• **What is expected**: Each line of the records has to be copied exactly, though the pictures must be left out.
━━━━━━━━━━━━━━━━━━━━
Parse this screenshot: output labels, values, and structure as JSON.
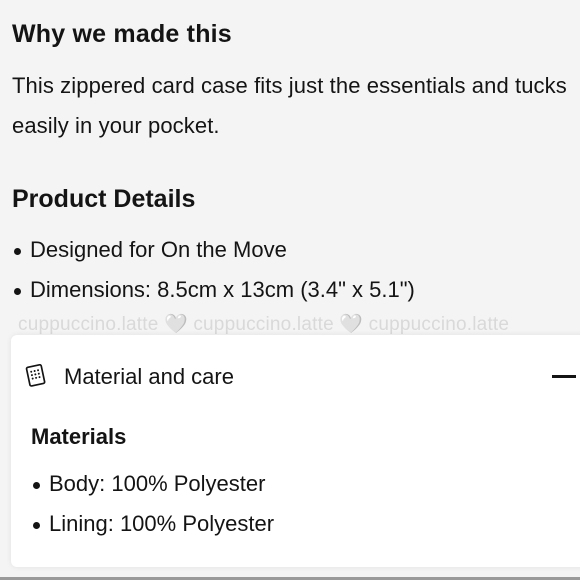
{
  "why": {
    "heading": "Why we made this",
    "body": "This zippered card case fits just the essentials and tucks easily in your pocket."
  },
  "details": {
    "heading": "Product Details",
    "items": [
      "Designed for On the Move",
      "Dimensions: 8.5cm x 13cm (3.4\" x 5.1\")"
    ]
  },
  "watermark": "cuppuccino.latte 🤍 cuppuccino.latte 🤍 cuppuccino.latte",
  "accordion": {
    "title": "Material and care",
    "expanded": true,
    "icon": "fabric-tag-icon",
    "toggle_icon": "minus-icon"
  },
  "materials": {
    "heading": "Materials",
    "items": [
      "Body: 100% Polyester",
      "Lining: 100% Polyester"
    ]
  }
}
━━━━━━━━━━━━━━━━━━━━
• **Written answer**:
Parse this screenshot: output labels, values, and structure as JSON.
{
  "why": {
    "heading": "Why we made this",
    "body": "This zippered card case fits just the essentials and tucks easily in your pocket."
  },
  "details": {
    "heading": "Product Details",
    "items": [
      "Designed for On the Move",
      "Dimensions: 8.5cm x 13cm (3.4\" x 5.1\")"
    ]
  },
  "watermark": "cuppuccino.latte 🤍 cuppuccino.latte 🤍 cuppuccino.latte",
  "accordion": {
    "title": "Material and care",
    "expanded": true,
    "icon": "fabric-tag-icon",
    "toggle_icon": "minus-icon"
  },
  "materials": {
    "heading": "Materials",
    "items": [
      "Body: 100% Polyester",
      "Lining: 100% Polyester"
    ]
  }
}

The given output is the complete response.